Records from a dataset

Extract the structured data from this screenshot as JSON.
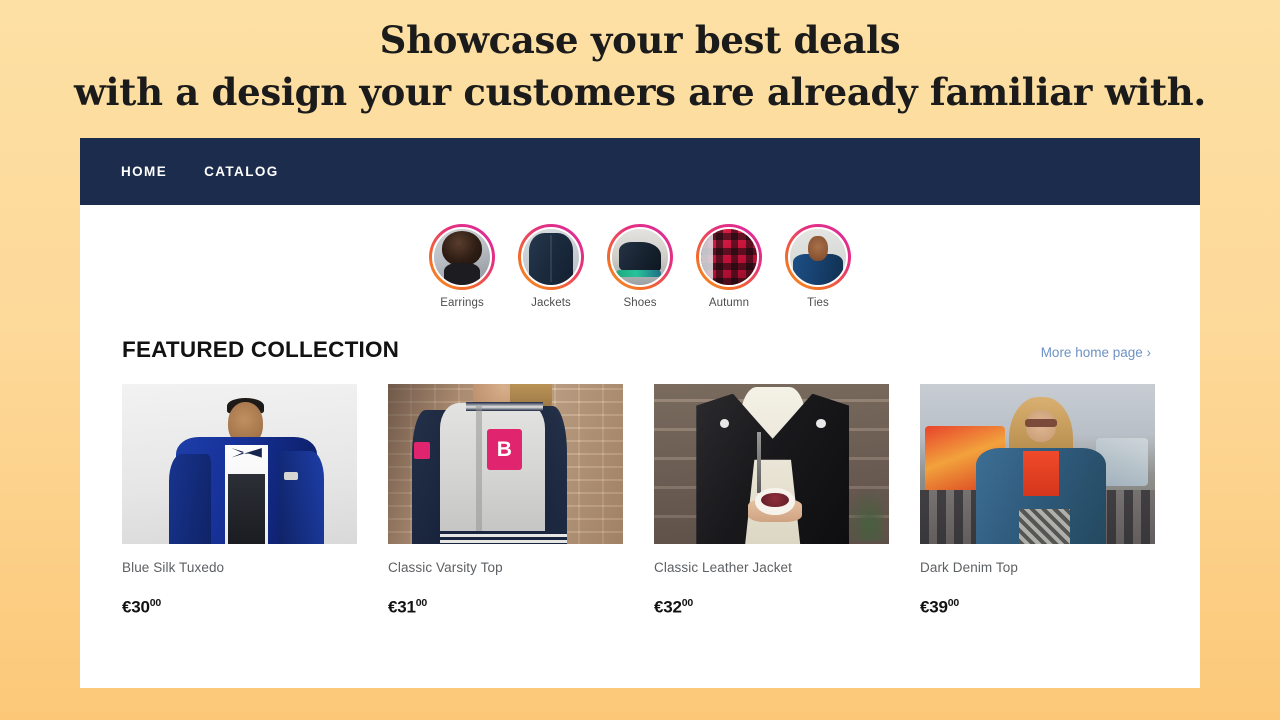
{
  "headline": {
    "line1": "Showcase your best deals",
    "line2": "with a design your customers are already familiar with."
  },
  "colors": {
    "background_top": "#fde0a4",
    "background_bottom": "#fcc878",
    "navbar": "#1c2c4c",
    "panel": "#ffffff",
    "link": "#6d92c4",
    "story_ring_start": "#f7941e",
    "story_ring_end": "#d62ba0",
    "price_text": "#121212",
    "product_title": "#5d6063"
  },
  "navbar": {
    "items": [
      {
        "label": "HOME",
        "name": "nav-item-home"
      },
      {
        "label": "CATALOG",
        "name": "nav-item-catalog"
      }
    ]
  },
  "stories": [
    {
      "label": "Earrings",
      "thumb": "woman-curly-hair-earrings"
    },
    {
      "label": "Jackets",
      "thumb": "navy-jacket-back"
    },
    {
      "label": "Shoes",
      "thumb": "dark-sneakers"
    },
    {
      "label": "Autumn",
      "thumb": "red-black-plaid-flannel"
    },
    {
      "label": "Ties",
      "thumb": "man-bow-tie"
    }
  ],
  "section": {
    "title": "FEATURED COLLECTION",
    "link_label": "More home page ›"
  },
  "products": [
    {
      "title": "Blue Silk Tuxedo",
      "currency": "€",
      "amount": "30",
      "cents": "00",
      "image": "man-in-blue-tuxedo-studio"
    },
    {
      "title": "Classic Varsity Top",
      "currency": "€",
      "amount": "31",
      "cents": "00",
      "image": "varsity-jacket-letter-b-brick-wall",
      "letter": "B"
    },
    {
      "title": "Classic Leather Jacket",
      "currency": "€",
      "amount": "32",
      "cents": "00",
      "image": "black-leather-jacket-holding-cup-wood-wall"
    },
    {
      "title": "Dark Denim Top",
      "currency": "€",
      "amount": "39",
      "cents": "00",
      "image": "denim-jacket-woman-carnival"
    }
  ]
}
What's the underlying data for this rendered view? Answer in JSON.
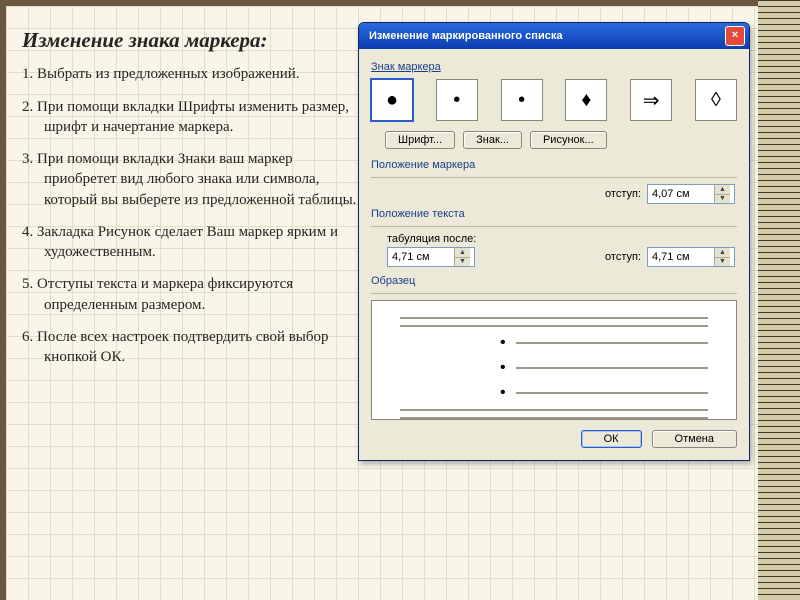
{
  "left": {
    "heading": "Изменение знака маркера:",
    "items": [
      "1. Выбрать из предложенных изображений.",
      "2. При помощи вкладки Шрифты изменить размер, шрифт и начертание маркера.",
      "3. При помощи вкладки Знаки ваш маркер приобретет вид любого знака или символа, который вы выберете из предложенной таблицы.",
      "4. Закладка Рисунок сделает Ваш маркер ярким и художественным.",
      "5. Отступы текста и маркера фиксируются определенным размером.",
      "6. После всех настроек подтвердить свой выбор кнопкой ОК."
    ]
  },
  "dialog": {
    "title": "Изменение маркированного списка",
    "close": "×",
    "group_marker": "Знак маркера",
    "bullets": [
      "●",
      "•",
      "•",
      "♦",
      "⇒",
      "◊"
    ],
    "selected_bullet_index": 0,
    "btn_font": "Шрифт...",
    "btn_char": "Знак...",
    "btn_picture": "Рисунок...",
    "group_marker_pos": "Положение маркера",
    "label_indent": "отступ:",
    "marker_indent_value": "4,07 см",
    "group_text_pos": "Положение текста",
    "label_tab_after": "табуляция после:",
    "tab_after_value": "4,71 см",
    "text_indent_value": "4,71 см",
    "group_preview": "Образец",
    "ok": "ОК",
    "cancel": "Отмена"
  }
}
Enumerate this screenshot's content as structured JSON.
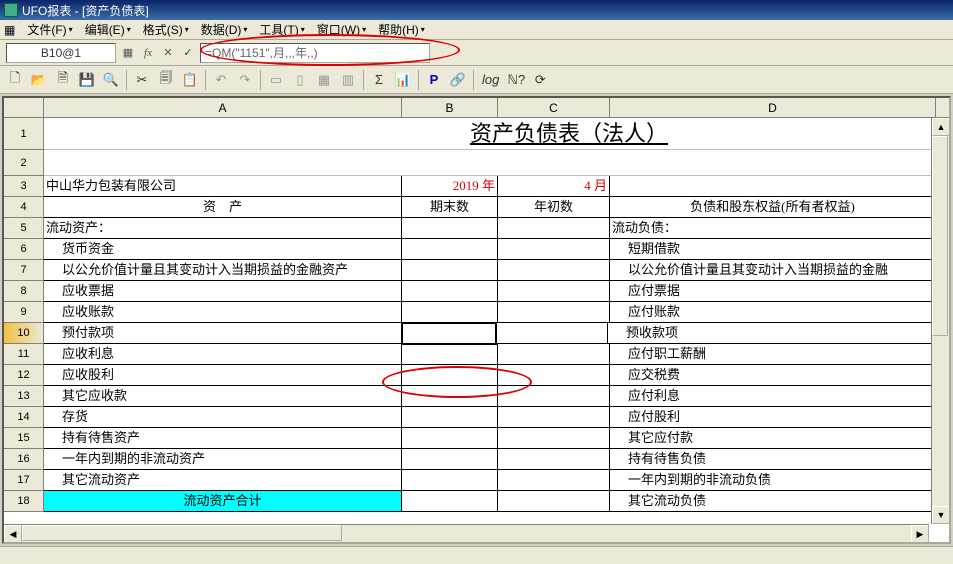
{
  "title": "UFO报表 - [资产负债表]",
  "menus": [
    "文件(F)",
    "编辑(E)",
    "格式(S)",
    "数据(D)",
    "工具(T)",
    "窗口(W)",
    "帮助(H)"
  ],
  "cell_ref": "B10@1",
  "formula": "=QM(\"1151\",月,,,年,,)",
  "columns": [
    "A",
    "B",
    "C",
    "D"
  ],
  "sheet_title": "资产负债表（法人）",
  "company": "中山华力包装有限公司",
  "year_label": "2019 年",
  "month_label": "4 月",
  "headers": {
    "a": "资　产",
    "b": "期末数",
    "c": "年初数",
    "d": "负债和股东权益(所有者权益)"
  },
  "rows": [
    {
      "n": "5",
      "a": "流动资产：",
      "d": "流动负债："
    },
    {
      "n": "6",
      "a": "货币资金",
      "d": "短期借款"
    },
    {
      "n": "7",
      "a": "以公允价值计量且其变动计入当期损益的金融资产",
      "d": "以公允价值计量且其变动计入当期损益的金融"
    },
    {
      "n": "8",
      "a": "应收票据",
      "d": "应付票据"
    },
    {
      "n": "9",
      "a": "应收账款",
      "d": "应付账款"
    },
    {
      "n": "10",
      "a": "预付款项",
      "d": "预收款项",
      "sel": true
    },
    {
      "n": "11",
      "a": "应收利息",
      "d": "应付职工薪酬"
    },
    {
      "n": "12",
      "a": "应收股利",
      "d": "应交税费"
    },
    {
      "n": "13",
      "a": "其它应收款",
      "d": "应付利息"
    },
    {
      "n": "14",
      "a": "存货",
      "d": "应付股利"
    },
    {
      "n": "15",
      "a": "持有待售资产",
      "d": "其它应付款"
    },
    {
      "n": "16",
      "a": "一年内到期的非流动资产",
      "d": "持有待售负债"
    },
    {
      "n": "17",
      "a": "其它流动资产",
      "d": "一年内到期的非流动负债"
    },
    {
      "n": "18",
      "a": "流动资产合计",
      "d": "其它流动负债",
      "cyan": true
    }
  ],
  "chart_data": {
    "type": "table",
    "title": "资产负债表（法人）",
    "company": "中山华力包装有限公司",
    "period": {
      "year": 2019,
      "month": 4
    },
    "columns": [
      "资产",
      "期末数",
      "年初数",
      "负债和股东权益(所有者权益)"
    ],
    "asset_rows": [
      "流动资产：",
      "货币资金",
      "以公允价值计量且其变动计入当期损益的金融资产",
      "应收票据",
      "应收账款",
      "预付款项",
      "应收利息",
      "应收股利",
      "其它应收款",
      "存货",
      "持有待售资产",
      "一年内到期的非流动资产",
      "其它流动资产",
      "流动资产合计"
    ],
    "liability_rows": [
      "流动负债：",
      "短期借款",
      "以公允价值计量且其变动计入当期损益的金融",
      "应付票据",
      "应付账款",
      "预收款项",
      "应付职工薪酬",
      "应交税费",
      "应付利息",
      "应付股利",
      "其它应付款",
      "持有待售负债",
      "一年内到期的非流动负债",
      "其它流动负债"
    ]
  }
}
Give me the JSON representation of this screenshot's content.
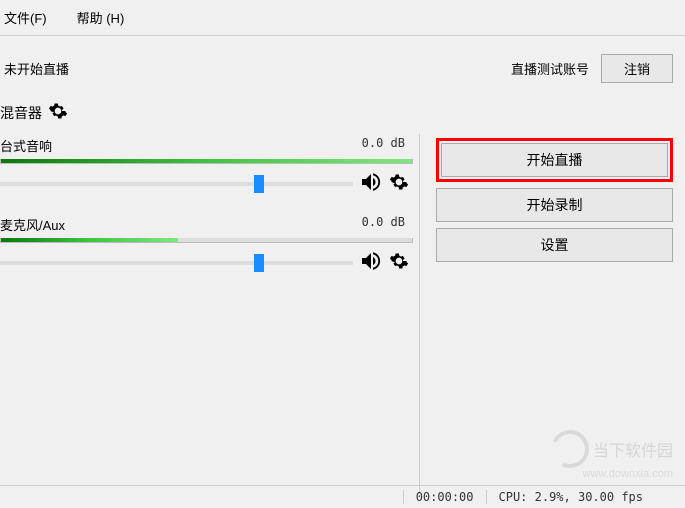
{
  "menubar": {
    "file": "文件(F)",
    "help": "帮助 (H)"
  },
  "status": {
    "not_started": "未开始直播",
    "account": "直播测试账号",
    "logout": "注销"
  },
  "mixer": {
    "header": "混音器",
    "items": [
      {
        "name": "台式音响",
        "db": "0.0 dB",
        "level_pct": 100,
        "slider_pct": 72
      },
      {
        "name": "麦克风/Aux",
        "db": "0.0 dB",
        "level_pct": 43,
        "slider_pct": 72
      }
    ]
  },
  "buttons": {
    "start_stream": "开始直播",
    "start_record": "开始录制",
    "settings": "设置"
  },
  "statusbar": {
    "time": "00:00:00",
    "cpu": "CPU: 2.9%, 30.00 fps"
  },
  "watermark": {
    "text": "当下软件园",
    "url": "www.downxia.com"
  }
}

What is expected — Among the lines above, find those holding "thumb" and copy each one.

Exercise solution —
      "thumb": "woman-curly-hair-earrings"
      "thumb": "navy-jacket-back"
      "thumb": "dark-sneakers"
      "thumb": "red-black-plaid-flannel"
      "thumb": "man-bow-tie"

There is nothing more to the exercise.